Look, I liked Felicity a lot in Season One and Two, but her unrequited love (that’s not quite the right word – he did love her back, he just wouldn’t be with her) for Oliver really clouded her judgement and made her hard to root for this season. I’m hoping Season Four brings her back to her former glories.
3. Hong Kong
I don’t even know what to say about this mess. Hong Kong was terrible. The first two seasons’ flash backs were both incredibly entertaining and highly connected to the current plot. And, I feel that they were complete, complex stories with several moving parts and characters and conflicts. I can barely tell you what happened during this season. Mostly because nothing did happen. Oliver went to Hong Kong. He met Maseo and Tatsu. Then they had to steal the Alpha Omega virus. That was it. I was so bored by it. That story just plodded on and on and on, never going anywhere. I hope Oliver leaves Hong Kong and never goes back.
Hopes for Season Four
1. No more Hong Kong and a better, more integrated flash back story.
2. More backstory on Felicity and Dig: Felicity’s dad, Dig’s brother

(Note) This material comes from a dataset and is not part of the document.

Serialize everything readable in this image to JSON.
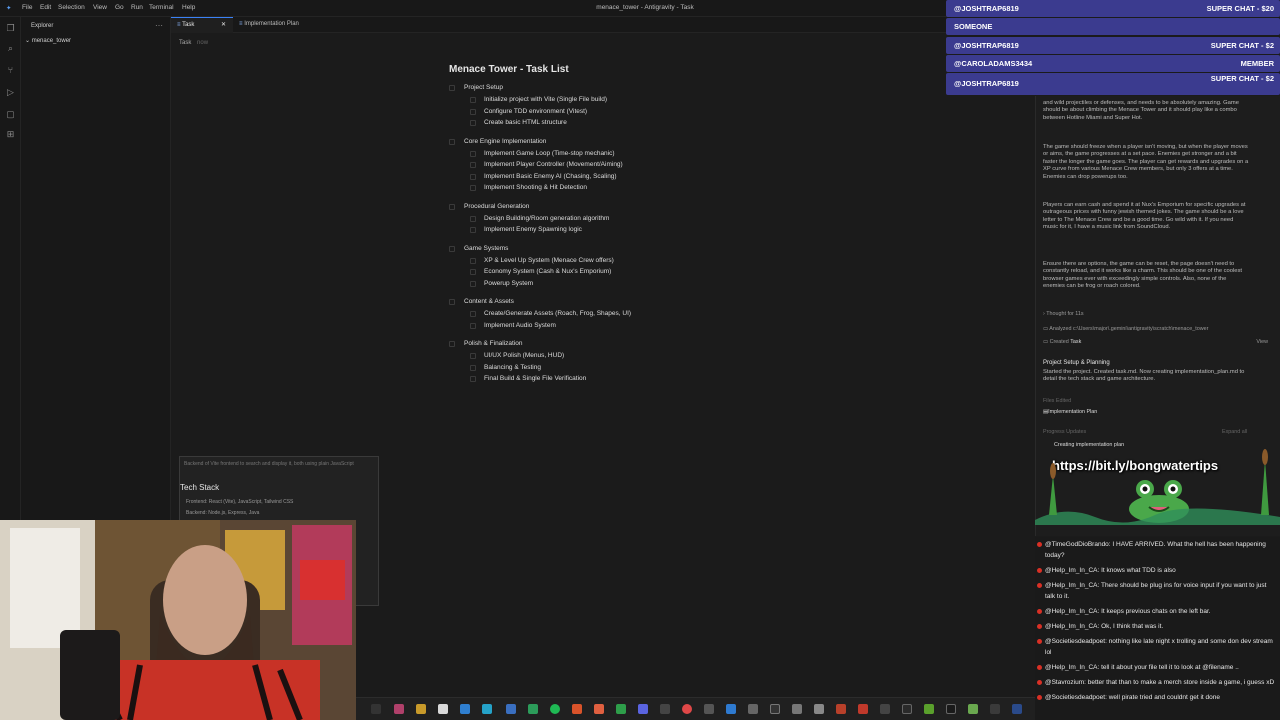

3. Rebuilding Team Arrow: reconciling Oliver and Dig, bringing Oliver and Felicity back in, stronger integration of Laurel and Captain Lance, and Thea right in the thick of things. This shouldn’t be immediate. I want to see them work on it!
4. Oliver and Felicity as a couple: I am so definitely over their mutual pining. Let’s see how they actually work as a couple and how they can balance their commitment to each other with their commitment to the team and the city.
5. Seeing Laurel not in mourning: Every season she has been grieving. In season one, even though it was five years earlier, Oliver’s reappearance in her life caused her grief to resurface and she was finally able to deal with some of those feelings of pain and grief and guilt. Then in Season Two, Tommy had just died and we saw her decent into alcoholism and addiction as she grieved his loss. Then early in Season Three, Sara died again. And Laurel had to mourn her all over again. Let’s have a season where Laurel is happy. Where she’s not grieving.
6. A more consistent cross-over timeline: I love The Flash, and I love how much they’ve incorporated both shows into each other. But the last few cross-overs made very little sense. One of the shows got preempted or something and things got screwed up. And when you’re expecting people to watch both shows, you need those cross-overs to make sense.
7. An explanation for Merlyn becoming the new Ra’s. As much as I love the fact that Thea is now Heir to the Demon, it makes little sense for Merlyn to take over. And even less for Oliver to be okay with it, considering he straight up murdered Sara. And even less sense for Nyssa and the rest of the League to accept him. I hope she ends up killing him next season.
Well, that’s it. Season Three has been put to bed, and there’s nothing left to do but wait til September!